> [DIRECTIONS FOR THIS TASK] Pull every line holding the string "Términos" from the records below.

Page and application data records

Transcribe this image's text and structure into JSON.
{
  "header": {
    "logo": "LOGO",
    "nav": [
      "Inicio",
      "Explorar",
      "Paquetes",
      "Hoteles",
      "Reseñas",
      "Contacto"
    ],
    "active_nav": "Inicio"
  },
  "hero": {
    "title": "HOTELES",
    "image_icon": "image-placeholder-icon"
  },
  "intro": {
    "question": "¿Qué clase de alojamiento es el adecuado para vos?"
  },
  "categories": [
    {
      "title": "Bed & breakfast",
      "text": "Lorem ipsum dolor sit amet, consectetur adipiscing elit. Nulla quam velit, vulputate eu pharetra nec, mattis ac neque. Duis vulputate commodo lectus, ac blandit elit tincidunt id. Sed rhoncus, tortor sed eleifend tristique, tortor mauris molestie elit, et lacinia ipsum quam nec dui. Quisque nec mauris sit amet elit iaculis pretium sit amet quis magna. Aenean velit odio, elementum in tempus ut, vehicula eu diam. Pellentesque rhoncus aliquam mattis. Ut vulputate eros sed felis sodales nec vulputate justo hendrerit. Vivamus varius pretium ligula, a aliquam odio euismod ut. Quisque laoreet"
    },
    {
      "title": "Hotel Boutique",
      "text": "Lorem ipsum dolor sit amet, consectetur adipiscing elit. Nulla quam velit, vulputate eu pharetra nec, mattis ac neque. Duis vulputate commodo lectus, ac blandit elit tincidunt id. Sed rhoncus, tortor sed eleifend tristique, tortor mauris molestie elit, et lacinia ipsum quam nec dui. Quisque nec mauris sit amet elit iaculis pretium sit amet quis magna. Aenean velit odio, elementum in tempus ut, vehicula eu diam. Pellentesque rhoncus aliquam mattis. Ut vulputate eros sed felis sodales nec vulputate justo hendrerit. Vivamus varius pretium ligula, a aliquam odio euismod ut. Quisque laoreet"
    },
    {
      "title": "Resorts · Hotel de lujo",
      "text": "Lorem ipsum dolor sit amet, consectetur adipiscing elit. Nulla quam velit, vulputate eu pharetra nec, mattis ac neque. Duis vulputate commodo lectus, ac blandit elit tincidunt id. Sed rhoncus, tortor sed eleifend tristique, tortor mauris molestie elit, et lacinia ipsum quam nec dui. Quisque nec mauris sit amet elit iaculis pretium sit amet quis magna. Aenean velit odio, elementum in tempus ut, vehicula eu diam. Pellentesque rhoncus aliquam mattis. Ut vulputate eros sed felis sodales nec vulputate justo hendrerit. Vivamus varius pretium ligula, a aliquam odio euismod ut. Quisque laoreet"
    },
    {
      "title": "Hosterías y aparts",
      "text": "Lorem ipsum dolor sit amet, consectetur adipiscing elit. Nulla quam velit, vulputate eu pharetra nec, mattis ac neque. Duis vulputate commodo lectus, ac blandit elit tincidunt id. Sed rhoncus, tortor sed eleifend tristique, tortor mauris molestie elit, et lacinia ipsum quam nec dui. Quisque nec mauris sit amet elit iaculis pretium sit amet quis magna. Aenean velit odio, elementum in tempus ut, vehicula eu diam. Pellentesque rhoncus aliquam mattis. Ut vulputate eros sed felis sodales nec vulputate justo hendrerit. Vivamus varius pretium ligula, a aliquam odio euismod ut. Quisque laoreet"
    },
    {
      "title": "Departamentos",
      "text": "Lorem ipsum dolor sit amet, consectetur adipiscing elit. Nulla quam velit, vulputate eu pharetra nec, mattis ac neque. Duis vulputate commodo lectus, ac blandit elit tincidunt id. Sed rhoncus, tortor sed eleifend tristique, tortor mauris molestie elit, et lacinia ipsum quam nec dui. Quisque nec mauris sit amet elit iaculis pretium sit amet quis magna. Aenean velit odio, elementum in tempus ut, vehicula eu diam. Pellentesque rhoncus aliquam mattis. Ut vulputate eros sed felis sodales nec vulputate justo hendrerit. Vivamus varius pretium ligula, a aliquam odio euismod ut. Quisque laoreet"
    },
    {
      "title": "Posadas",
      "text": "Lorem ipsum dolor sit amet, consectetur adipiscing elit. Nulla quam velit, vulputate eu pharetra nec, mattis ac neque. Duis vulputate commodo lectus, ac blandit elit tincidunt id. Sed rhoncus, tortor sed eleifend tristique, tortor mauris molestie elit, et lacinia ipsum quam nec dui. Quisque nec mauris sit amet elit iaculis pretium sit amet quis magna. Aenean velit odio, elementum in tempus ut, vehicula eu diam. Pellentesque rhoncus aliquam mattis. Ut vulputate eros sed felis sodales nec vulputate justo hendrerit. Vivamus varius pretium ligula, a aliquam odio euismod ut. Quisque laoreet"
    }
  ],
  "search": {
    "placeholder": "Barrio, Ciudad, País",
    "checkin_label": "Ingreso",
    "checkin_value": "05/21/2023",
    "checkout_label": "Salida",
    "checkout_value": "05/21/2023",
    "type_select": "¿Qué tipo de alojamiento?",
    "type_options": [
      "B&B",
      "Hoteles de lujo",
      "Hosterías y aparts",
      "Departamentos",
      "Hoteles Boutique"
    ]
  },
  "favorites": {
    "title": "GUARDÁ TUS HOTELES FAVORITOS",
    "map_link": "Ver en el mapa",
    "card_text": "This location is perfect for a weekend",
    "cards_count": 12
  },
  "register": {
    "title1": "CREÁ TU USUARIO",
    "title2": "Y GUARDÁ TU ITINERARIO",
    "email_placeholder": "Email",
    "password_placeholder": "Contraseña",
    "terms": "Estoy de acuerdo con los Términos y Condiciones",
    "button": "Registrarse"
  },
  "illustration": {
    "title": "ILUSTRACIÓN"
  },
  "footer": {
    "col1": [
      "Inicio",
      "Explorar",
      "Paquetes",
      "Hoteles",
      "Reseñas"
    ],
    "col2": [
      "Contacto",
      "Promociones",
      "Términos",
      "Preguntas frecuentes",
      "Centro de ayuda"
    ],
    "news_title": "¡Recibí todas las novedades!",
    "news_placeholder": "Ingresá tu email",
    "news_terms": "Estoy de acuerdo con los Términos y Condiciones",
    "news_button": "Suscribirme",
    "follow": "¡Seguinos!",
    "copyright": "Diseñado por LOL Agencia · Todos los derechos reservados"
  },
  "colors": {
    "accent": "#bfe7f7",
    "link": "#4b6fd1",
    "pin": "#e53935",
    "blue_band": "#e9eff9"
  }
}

> [RESULT FOR THIS EXERCISE]
    "terms": "Estoy de acuerdo con los Términos y Condiciones",
      "Términos",
    "news_terms": "Estoy de acuerdo con los Términos y Condiciones",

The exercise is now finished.